This risotto is delicious enough on it’s own, creamy, unctuous and savoury, even without parmesan or butter.
How? How can you get that creamy, umami rich ,savoury depth of flavour without parmesan cheese you may ask? Well, the answer is- Miso. Yup that paste that makes miso soup so delicious has quite a lot to give. It’s deeply savoury, and has a subtle hint of sweetness that imitates Parm so, so well.. And – it marries really well with rice ( I don’t find it at all a coincidence that the Japanese and the Italian’s have such passion for their food- I think there might be a whole post for another day there)
In the meantime. Trust me.
The dried shitake mushrooms make a deeply savoury broth to steep the rice in, then the peas and spinach – or in my case, the last of our spinach chard- for freshness and miso for umami flavour, end up making a lovely- Italian/Japanese fusion that ensures a yummy, spoonable and comforting risotto. That happens to make the basis of one of the yummiest snack, canapes or picnic foods around.
- 250g risotto rice
- 5 dried shitake mushrooms
- 1 large onion finely chopped
- 2 garlic cloves finely chopped
- 1 cup frozen peas
- 1 tsp olive oil
- 1 tsp sesame oil
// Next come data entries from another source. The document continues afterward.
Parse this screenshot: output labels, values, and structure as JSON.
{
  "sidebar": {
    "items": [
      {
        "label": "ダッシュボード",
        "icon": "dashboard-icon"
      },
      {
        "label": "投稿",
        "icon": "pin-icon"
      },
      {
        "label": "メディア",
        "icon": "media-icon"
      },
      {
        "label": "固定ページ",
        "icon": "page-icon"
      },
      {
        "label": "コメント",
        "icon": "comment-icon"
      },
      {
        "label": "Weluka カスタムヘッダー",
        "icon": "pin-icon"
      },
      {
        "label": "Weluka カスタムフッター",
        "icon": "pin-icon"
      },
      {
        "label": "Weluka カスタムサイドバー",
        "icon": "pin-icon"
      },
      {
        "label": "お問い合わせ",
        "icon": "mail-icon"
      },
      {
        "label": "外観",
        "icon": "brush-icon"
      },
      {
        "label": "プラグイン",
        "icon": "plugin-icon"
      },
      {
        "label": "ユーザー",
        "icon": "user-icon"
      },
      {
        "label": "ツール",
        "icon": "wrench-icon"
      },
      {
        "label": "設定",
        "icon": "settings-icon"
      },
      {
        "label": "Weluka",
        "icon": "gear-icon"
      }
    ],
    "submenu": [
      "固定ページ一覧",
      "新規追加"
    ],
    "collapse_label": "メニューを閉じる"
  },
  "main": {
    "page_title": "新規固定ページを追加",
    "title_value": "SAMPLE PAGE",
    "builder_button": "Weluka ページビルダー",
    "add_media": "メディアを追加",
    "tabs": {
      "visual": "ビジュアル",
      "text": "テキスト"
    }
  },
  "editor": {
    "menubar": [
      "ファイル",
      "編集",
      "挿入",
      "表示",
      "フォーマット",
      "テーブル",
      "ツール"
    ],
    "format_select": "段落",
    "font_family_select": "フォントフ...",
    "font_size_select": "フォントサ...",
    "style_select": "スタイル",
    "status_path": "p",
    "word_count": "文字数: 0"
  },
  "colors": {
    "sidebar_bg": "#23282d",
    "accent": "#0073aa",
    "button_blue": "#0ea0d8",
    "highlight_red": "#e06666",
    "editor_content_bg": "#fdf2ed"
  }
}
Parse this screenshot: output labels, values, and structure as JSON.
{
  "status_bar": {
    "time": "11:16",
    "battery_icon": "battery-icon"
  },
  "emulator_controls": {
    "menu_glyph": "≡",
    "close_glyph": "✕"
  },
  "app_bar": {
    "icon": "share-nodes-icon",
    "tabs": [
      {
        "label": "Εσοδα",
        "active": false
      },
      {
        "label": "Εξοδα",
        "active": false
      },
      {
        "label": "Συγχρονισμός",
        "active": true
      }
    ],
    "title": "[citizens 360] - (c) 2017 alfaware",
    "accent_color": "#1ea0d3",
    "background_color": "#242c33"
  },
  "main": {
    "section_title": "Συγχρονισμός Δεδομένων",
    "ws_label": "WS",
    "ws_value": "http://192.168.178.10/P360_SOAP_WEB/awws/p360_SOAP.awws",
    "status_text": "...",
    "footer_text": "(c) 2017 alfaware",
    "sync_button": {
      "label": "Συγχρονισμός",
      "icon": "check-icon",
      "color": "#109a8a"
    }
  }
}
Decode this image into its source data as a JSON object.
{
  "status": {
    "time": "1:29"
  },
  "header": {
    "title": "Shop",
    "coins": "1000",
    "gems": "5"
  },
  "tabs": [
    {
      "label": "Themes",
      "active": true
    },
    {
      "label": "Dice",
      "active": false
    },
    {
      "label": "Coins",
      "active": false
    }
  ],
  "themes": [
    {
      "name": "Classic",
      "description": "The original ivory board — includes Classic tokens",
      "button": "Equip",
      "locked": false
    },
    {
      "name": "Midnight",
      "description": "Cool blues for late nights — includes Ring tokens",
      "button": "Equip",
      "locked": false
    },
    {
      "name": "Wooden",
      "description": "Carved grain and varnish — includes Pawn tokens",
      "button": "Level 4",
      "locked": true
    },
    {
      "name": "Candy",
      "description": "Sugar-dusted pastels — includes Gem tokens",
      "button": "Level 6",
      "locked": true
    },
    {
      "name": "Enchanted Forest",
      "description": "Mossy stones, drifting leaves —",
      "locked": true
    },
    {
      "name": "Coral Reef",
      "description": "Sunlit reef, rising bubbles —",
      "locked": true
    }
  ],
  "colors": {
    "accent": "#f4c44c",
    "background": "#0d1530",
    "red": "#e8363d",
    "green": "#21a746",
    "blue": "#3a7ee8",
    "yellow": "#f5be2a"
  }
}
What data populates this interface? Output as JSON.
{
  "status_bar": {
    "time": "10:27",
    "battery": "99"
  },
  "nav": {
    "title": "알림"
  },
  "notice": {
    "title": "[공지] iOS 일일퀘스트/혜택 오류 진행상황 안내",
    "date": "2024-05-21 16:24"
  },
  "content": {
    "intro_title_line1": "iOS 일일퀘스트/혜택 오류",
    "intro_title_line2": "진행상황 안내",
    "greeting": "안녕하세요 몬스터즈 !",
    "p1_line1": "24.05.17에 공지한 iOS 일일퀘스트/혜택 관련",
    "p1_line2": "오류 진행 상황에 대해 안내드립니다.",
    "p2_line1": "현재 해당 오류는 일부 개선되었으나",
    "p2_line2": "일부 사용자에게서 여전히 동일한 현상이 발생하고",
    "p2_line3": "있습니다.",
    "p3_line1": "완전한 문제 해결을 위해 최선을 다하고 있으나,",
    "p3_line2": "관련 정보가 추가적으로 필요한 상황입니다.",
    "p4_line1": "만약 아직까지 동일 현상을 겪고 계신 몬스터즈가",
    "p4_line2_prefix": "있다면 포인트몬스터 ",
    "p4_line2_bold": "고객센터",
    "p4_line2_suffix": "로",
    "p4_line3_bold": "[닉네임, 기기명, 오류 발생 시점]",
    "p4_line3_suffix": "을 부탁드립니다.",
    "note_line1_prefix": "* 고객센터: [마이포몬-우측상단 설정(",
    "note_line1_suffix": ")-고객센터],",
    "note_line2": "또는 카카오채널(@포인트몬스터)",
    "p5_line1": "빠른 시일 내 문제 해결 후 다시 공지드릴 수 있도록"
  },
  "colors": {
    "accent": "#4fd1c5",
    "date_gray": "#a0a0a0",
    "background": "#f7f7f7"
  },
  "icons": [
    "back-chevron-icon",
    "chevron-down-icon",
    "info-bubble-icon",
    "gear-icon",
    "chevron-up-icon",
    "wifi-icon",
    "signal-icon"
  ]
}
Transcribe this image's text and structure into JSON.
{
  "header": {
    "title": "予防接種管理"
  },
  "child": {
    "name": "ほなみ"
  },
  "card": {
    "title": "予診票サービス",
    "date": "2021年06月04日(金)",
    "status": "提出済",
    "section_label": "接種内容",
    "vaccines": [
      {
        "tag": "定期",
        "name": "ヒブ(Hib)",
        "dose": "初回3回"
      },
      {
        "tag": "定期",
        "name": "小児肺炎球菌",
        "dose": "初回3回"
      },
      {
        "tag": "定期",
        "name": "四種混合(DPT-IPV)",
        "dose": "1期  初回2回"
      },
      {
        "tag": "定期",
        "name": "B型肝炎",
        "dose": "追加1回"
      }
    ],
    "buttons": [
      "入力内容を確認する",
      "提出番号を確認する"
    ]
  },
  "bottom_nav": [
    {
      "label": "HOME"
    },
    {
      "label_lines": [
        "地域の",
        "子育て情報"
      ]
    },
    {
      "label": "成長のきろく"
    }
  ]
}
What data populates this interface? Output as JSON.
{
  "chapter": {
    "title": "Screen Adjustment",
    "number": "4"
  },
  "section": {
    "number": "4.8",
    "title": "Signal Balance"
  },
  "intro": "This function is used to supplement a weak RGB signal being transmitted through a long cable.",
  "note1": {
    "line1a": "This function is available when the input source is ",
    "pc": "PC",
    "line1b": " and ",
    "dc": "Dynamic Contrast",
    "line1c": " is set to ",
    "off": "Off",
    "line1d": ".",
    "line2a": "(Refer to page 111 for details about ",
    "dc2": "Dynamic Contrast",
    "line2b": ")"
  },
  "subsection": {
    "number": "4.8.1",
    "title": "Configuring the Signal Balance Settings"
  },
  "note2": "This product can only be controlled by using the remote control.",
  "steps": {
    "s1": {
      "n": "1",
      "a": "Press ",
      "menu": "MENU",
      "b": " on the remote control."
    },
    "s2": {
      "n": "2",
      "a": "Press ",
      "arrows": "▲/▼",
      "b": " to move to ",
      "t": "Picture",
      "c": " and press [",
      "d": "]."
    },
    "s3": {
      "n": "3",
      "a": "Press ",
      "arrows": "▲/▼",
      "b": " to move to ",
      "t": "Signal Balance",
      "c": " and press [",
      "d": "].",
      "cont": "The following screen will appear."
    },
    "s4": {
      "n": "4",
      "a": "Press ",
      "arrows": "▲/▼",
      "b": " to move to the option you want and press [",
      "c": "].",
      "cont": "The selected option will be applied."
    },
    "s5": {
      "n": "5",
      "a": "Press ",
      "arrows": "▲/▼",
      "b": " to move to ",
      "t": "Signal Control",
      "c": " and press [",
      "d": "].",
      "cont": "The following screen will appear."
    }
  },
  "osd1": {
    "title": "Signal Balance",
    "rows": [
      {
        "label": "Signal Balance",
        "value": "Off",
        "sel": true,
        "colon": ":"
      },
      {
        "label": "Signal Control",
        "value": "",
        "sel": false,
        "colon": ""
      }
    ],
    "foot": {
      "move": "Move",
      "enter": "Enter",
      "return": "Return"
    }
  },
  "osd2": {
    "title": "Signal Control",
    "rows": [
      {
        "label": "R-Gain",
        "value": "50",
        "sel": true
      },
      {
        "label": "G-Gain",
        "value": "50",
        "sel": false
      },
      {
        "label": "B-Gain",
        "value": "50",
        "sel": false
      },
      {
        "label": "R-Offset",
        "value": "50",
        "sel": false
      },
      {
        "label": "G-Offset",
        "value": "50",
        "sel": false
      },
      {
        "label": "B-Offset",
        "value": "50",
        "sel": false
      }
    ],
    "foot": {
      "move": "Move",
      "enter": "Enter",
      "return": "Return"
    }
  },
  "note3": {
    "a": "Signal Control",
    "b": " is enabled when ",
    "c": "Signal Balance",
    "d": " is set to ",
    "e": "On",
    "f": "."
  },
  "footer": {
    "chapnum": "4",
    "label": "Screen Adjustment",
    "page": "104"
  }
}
- 1 big bunch spinach, washed well and finely chopped
- 150 g chestnut mushrooms finely chopped
- 2 tsp marigold stock
- 1/2 cup white wine
- 1 tsp thyme- fresh is best
- 1 Tbs miso
- Salt & Pepper to season
- Pour 600mls hot water into a saucepan, and add the dried shitake mushrooms with the marigold stock
- Bring to a simmer and let the mushrooms steep in it, squishing them around so they let out all their delicious mushroomy essence. Keep them in the stock until later when you'll need them.
- In a big saucepan, warm the olive oil gently, then add the onions & garlic cook until translucent.
- Add the rice and stir until slicked with the oil & mixed in with the onions & garlic.
- Add the white wine & stir until soaked into the rice.
- Then. And this is the CRUCIAL bit with risotto. Add in a ladle of the stock. And Stir until soaked in over a lowish heat.
- And Repeat.
- And repeat.
- Try not to drink the rest of the bottle of wine whilst you do this.
- Repeat. ( I manage to make salad in between stirrings- it's a sort of add stock, stir, chop for a minute, stir again action)
- If you start running out of stock, add more hot water from the kettle.
- After about half an hour of stirring test the rice.
- The rice should be just getting soft, and getting risotto-y on the outside, but still be a bit chalky in the middle.
- Pull the shitake out of the broth, squeezing them hard to get the moisture out & the last of their juicy flavour, and chop the caps really finely.
- Put a ladle of stock in and stir again.
- Add the mushrooms,
- Ladle of stock- and stir.
- Add the peas and spinach. Plus a ladle of stock.
- And.. you got it... stir.
- Let the peas cook & the spinach wilt.
- Check the rice is fully cooked through.
- If it isn't,add more stock & stir.
- Now. Add in the miso, a sprinkle of salt & pepper and the sesame oil.
- Taste- and add extra miso/salt/pepper/sesame oil to taste
- Serve hot in bowls
- Scoff and spoon.
- Collapse into a satisfied carb coma.